WHAT IS REQUIRED: Copy each line containing the word "image" from the records that follow, please.

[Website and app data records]

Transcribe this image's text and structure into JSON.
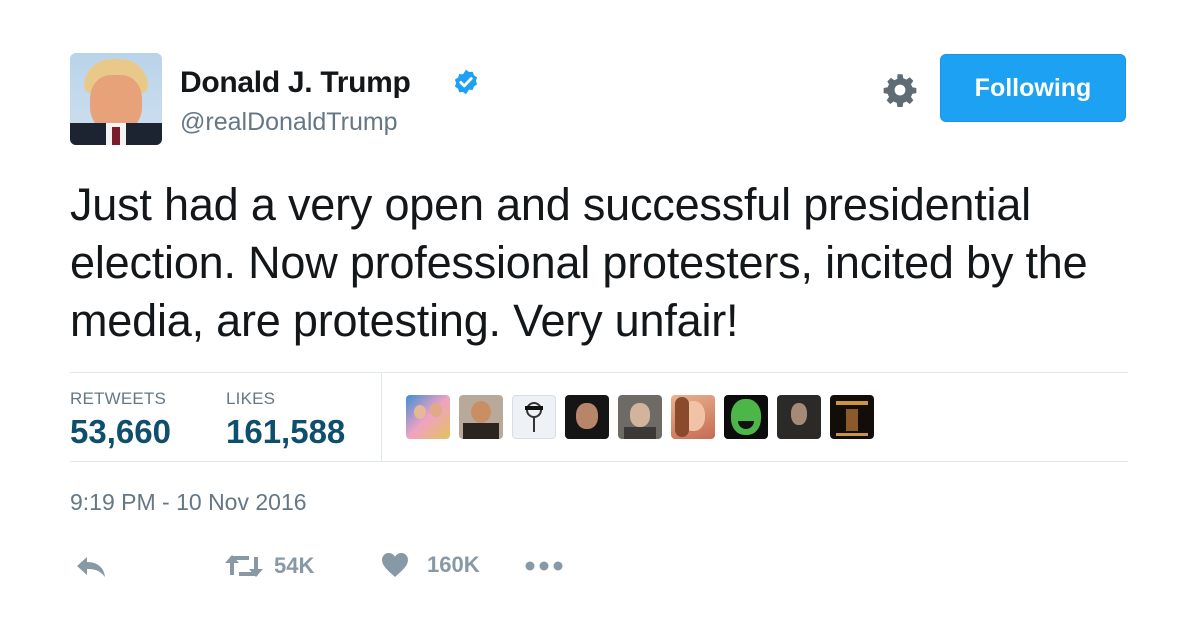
{
  "user": {
    "name": "Donald J. Trump",
    "handle": "@realDonaldTrump",
    "verified": true,
    "follow_button_label": "Following"
  },
  "tweet": {
    "text": "Just had a very open and successful presidential election. Now professional protesters, incited by the media, are protesting. Very unfair!",
    "timestamp": "9:19 PM - 10 Nov 2016"
  },
  "stats": {
    "retweets_label": "RETWEETS",
    "retweets_value": "53,660",
    "likes_label": "LIKES",
    "likes_value": "161,588"
  },
  "likers": [
    {
      "icon": "liker-avatar-1"
    },
    {
      "icon": "liker-avatar-2"
    },
    {
      "icon": "liker-avatar-3"
    },
    {
      "icon": "liker-avatar-4"
    },
    {
      "icon": "liker-avatar-5"
    },
    {
      "icon": "liker-avatar-6"
    },
    {
      "icon": "liker-avatar-7"
    },
    {
      "icon": "liker-avatar-8"
    },
    {
      "icon": "liker-avatar-9"
    }
  ],
  "actions": {
    "reply_icon": "reply-icon",
    "retweet_icon": "retweet-icon",
    "retweet_count": "54K",
    "like_icon": "heart-icon",
    "like_count": "160K",
    "more_icon": "more-icon"
  },
  "colors": {
    "accent": "#1da1f2",
    "stat_value": "#0f4f6e",
    "secondary_text": "#657786",
    "action_grey": "#8899a6"
  }
}
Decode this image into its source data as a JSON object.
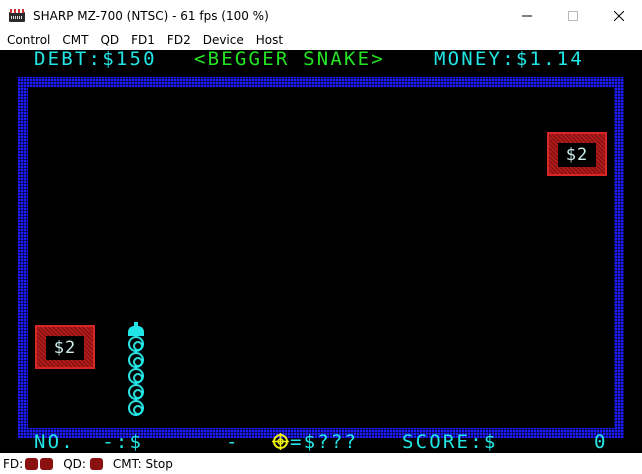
{
  "window": {
    "title": "SHARP MZ-700 (NTSC) - 61 fps (100 %)",
    "icon": "computer-icon"
  },
  "menu": {
    "items": [
      "Control",
      "CMT",
      "QD",
      "FD1",
      "FD2",
      "Device",
      "Host"
    ]
  },
  "game": {
    "debt_label": "DEBT:$150",
    "title": "<BEGGER SNAKE>",
    "money_label": "MONEY:$1.14",
    "money_boxes": [
      "$2",
      "$2"
    ],
    "bottom_no": "NO.  -:$",
    "bottom_dash": "-",
    "bottom_coin": "=$???",
    "bottom_score": "SCORE:$",
    "score_value": "0",
    "snake_length": 6
  },
  "status": {
    "fd_label": "FD:",
    "qd_label": "QD:",
    "cmt_label": "CMT: Stop"
  },
  "colors": {
    "screen_bg": "#000000",
    "text_cyan": "#22e6e6",
    "title_green": "#22e622",
    "border_blue": "#1c1cff",
    "money_red": "#b51a1a",
    "coin_yellow": "#f2f211",
    "led_red": "#8b1010"
  }
}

ANSWER TO THE EXERCISE:
Transcribe this image's text and structure into JSON.
Decode this image into its source data as a JSON object.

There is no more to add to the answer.